Epigenetics are the "markers" that determine which portion of our DNA is meant to be used at a given time, by a given cell. Since each cell contains a complete copy of the entire organism's DNA, not all of that DNA can be used simultaneously, particularly if a cell is attempting to be specialized in a particular role in a multicellular eukaryote, such as a skin or bone cell.
The only DNA that cell should be using is the DNA relevant to its specialization; the skin cell would "deactivate" the bone genes, eye genes, and so forth. Since actually cutting out this DNA and discarding it is too risky, the genes are instead physically blocked, or made easier to access, if they contain relevant information, so that the cellular machinery involved in DNA transcription is unable to access it.
Technically, epigenetic markers should not accumulate over time; they should be laid down early in the development of the organism and then, for the most part, preserved as the organism ages. When that skin cell undergoes mitosis, the two subsequent cells should also be skin cells, with identical epigenetic markers identifying them as such. If epigenetic changes actually accumulate, this means that more DNA is being manipulated over the lifetime of the organism, and that cells should become increasingly specialized, which we haven't observed.

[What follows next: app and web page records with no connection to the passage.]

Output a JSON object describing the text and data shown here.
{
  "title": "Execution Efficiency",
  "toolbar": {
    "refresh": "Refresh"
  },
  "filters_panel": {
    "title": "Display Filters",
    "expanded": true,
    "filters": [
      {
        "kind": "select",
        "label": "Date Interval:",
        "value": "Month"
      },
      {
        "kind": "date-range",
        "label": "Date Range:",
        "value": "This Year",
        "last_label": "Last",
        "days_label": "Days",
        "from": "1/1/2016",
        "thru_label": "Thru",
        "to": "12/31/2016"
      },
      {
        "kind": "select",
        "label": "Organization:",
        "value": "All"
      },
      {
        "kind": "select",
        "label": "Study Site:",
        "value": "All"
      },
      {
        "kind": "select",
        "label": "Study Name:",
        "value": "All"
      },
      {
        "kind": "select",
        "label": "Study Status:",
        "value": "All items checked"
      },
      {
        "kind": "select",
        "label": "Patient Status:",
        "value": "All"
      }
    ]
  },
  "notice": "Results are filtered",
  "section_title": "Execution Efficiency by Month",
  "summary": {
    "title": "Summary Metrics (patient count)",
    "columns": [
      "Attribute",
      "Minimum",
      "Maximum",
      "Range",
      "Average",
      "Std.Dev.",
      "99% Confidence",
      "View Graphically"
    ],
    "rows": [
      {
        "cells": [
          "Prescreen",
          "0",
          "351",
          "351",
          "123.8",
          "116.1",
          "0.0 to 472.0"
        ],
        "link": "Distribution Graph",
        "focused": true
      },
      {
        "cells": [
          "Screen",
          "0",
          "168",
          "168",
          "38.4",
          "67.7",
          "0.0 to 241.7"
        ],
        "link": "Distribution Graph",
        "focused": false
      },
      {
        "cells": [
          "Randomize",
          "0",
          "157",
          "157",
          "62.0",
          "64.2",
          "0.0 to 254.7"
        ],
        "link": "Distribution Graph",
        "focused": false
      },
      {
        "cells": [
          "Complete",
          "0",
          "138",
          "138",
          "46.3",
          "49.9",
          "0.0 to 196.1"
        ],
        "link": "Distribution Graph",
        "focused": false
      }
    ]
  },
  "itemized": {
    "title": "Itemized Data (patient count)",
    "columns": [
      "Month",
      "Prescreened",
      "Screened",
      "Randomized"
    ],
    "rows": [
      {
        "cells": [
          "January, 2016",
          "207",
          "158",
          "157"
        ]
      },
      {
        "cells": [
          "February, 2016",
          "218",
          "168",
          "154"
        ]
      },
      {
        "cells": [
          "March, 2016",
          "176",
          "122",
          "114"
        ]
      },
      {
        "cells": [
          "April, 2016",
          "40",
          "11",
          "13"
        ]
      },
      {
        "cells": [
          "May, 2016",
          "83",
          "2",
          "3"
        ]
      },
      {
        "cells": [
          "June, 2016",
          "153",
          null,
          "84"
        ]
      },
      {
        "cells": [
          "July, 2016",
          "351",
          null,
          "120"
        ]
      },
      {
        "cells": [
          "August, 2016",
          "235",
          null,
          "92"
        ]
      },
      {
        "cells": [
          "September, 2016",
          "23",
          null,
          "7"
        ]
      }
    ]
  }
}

It's more likely that epigenetic changes accumulate by chance, in the same way that cancer is increasingly likely over a longer lifespan due to the increased number of possible causal events. Epigenetic changes may accumulate due simply to mistakes in the transcription process, or a variety of other errors that negatively impact the fidelity of cell replication.